World

ORIGINAL FRENCH ARTICLE: La fonde des Egyptiens contre la vie chère

by Hassane Zerouky

Egypt : Wind of Revolt Against the High Cost of Living

Translated Tuesday 15 April 2008, by Isabelle Métral

Cairo: Tuesday’s municipal elections took place in an atmosphere of social tensions exacerbated by soaring basic food prices

The death of fifteen-year-old Ahmad Ali Hamada during clashes between police and demonstrators last Sunday and Monday in the industrial city of Mahalla in the Nile delta is an emblematic example of the tense social climate that prevails in Egypt. According to a trade union official, Mustapha Fodda, quoted by AFP a French news agency, police las Monday dispelled demonstrators with tear gas and rubber bullets, wounding eighty-eight people. According to the trade-unionist, the clashes spread overnight to two villages near Mahalla. Calm was restored in this town, which is considered as the main centre of social protest in the country, despite the manifest tension.

The sudden rise in the prices of basic necessities that hits the poorest sections of the Egyptian population especially hard has caused the social discontent to erupt into street demonstrations in Cairo and several localities. Yet the call by the Kefaya movement (Enough) to stage sit-ins against inflation in 26 provinces, Cairo included, coupled with a call that was launched on the web for a general strike on Sunday has had no effect. It seems the warning issued by the Interior Ministry has deterred Egyptians from answering them.

Whatever the reason, one thing is sure: the few emergency measures taken by the government – rice exports are suspended for six months- have not been enough to curb the dramatic inflation that has pushed up household expenses by 50% and feeds the exasperation of a majority of Egyptians.

On April 10th polling stations therefore opened for the election of municipal councillors in a context of high social tension.

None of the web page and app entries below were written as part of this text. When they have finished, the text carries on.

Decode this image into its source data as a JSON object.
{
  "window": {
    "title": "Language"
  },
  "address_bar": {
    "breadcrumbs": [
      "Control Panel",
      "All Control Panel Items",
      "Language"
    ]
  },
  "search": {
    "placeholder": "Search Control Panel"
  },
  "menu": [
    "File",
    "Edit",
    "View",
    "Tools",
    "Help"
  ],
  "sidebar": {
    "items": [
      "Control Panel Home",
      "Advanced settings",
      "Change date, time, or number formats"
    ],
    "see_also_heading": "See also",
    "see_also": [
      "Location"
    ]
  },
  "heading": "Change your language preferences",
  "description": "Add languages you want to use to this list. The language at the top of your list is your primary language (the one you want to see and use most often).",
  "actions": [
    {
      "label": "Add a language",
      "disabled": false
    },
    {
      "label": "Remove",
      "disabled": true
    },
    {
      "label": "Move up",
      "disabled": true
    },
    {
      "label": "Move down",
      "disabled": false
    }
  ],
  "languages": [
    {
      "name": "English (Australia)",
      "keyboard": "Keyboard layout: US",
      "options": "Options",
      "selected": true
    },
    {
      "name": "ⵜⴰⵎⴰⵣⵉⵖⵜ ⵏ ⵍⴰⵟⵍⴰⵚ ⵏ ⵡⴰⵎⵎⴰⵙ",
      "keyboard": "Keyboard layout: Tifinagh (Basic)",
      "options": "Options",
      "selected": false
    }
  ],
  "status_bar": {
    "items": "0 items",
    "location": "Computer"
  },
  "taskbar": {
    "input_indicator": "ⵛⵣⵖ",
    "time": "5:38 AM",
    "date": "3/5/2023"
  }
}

As these elections were the last thing on their minds, Egyptians did not rush to the polling stations. Turnout will probably be one of the lowest ever. But it is precisely the rate of abstention that is mostly at stake: according to the Middle East News Agency, the National Democratic Party was sure to sweep 70% of the seats, owing to there being no other candidates but the governing party’s in many places.

A call to boycott the elections

Indeed President Mubarak’s party was practically the only party to put up candidates in this poll and its only adversaries were the thousand candidates of the Wafd (liberal) party and the ex-communist Union Party. As to the main opposition party, the Muslim Brotherhood, whose existence, though not officially recognized, is tolerated by the authorities, it finally threw in the sponge and called for a boycott.

Yet this poll was crucial to the Islamists. They had been expecting to field independent out-party candidates in at least 20% of the districts so as to gain enough seats to be in a capacity to present a candidate in the 2011 presidential election: under Egyptian law a presidential candidate must be endorsed by 68 deputies and 148 municipal councillors.

If the Islamists, who have 88 deputies in Parliament, can meet the first condition, they are no longer in a capacity to meet the second: out of the 5,700 candidates to the elections only twenty were authorized to stand. Asphyxiated by diverse administrative measures coupled with hundreds of arrests, the Muslim Brotherhood, whose aim is to institute sharia (religious law), have been kept out of the race by the government.


Follow site activity RSS 2.0 | Site Map | Translators’ zone | SPIP